UPDATES WITH PRESIDENT JOE BIDEN'S COMMENTS
By Ovunc Kutlu
ISTANBUL (AA) - The US Federal Reserve's preferred inflation indicator softened in February both annually and monthly, coming lower than market estimates, according to the Commerce Department figures released Friday.
The core personal consumption expenditures (PCE) price index rose 4.6% annually in February, down from a 4.7% year-on-year gain in January, and coming lower than the market expectation of a 4.7% increase.
On a monthly basis, the index rose 0.3% in February, also softening from a 0.5% monthly gain in January, and lower than the market expectation of a 0.4% increase.
"The increase in current-dollar personal income in February was led by an increase in compensation, mainly from wages and salaries. Private wages and salaries for services-producing industries and government wages and salaries increased," the Commerce Department said in a statement.
"The $27.9 billion increase in current-dollar PCE in February reflected an increase of $25.8 billion in spending for services and an increase of $2.0 billion in spending for goods. Within services, increases in housing and health care were partly offset by a decrease in food services and accommodations," it added.
On a monthly basis, food prices increased 0.2% but energy prices decreased 0.4%, according to the figures.
The PCE price index, which includes food and energy prices, rose 5% annually in February, also easing from a 5.3% year-on-year gain in January, and coming lower than the market estimates of a 5.1% decrease.

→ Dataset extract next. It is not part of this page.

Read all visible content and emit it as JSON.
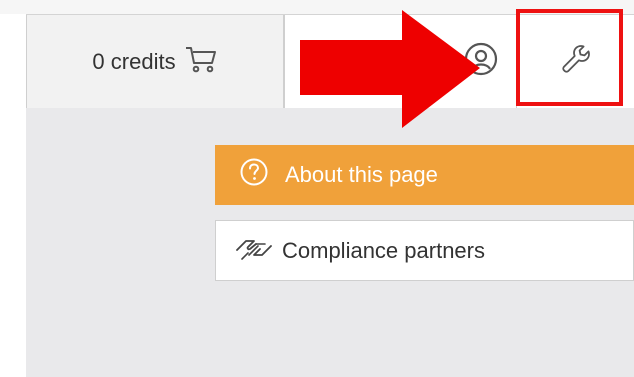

On a monthly basis, the index rose 0.3% in February, down from a 0.6% month-on-month gain in January, and also coming lower than the market estimates of a 0.5% increase.
The easing inflation figures indicate that the Fed could soon pause its monetary tightening cycle in interest rate hikes this year.
The US central bank made a total of 425-point rate hikes on seven occasions last year to fight record-high inflation that climbed to its highest level in over 40 years by mid-2022.
The Fed also made a 25 basis points of a rate hike on Feb. 1, followed by another 25 basis points of hike on March 22 that carried its benchmark funds rate to a range of 4.75% to 5%.
President Joe Biden said the US is "making progress" against high prices, but added "the fight against inflation isn’t over."
"Today’s report shows annual inflation down by nearly 30 percent from this summer, against a backdrop of low unemployment and steady growth," he said in a statement released by the White House.
Biden said his administration is working to bring costs down for consumers by investing in strong supply chains.
"This is not the time to turn back to trickle-down economics by cutting American manufacturing and other critical programs American families count on, just to pay for tax cuts for the wealthy, Big Pharma, and Big Oil," he said.
The president said the last thing American economy needs is "the reckless threat of a chaotic default," adding "Those threats must be taken off the table."
US House of Representatives Speaker Kevin McCarthy sent a letter Tuesday to the White House, urging Biden to begin negotiations on the nation's debt ceiling, which may cause a default.
McCarthy said he and Biden sat down two months ago to discuss a solution to the debt ceiling but argued the president's team has been absent since and accused Biden of being "completely missing in action."
While the world's biggest economy hit its debt ceiling Jan. 19, it has never defaulted on its debt. The US' debt ceiling has been raised 22 times between 1997 and 2022.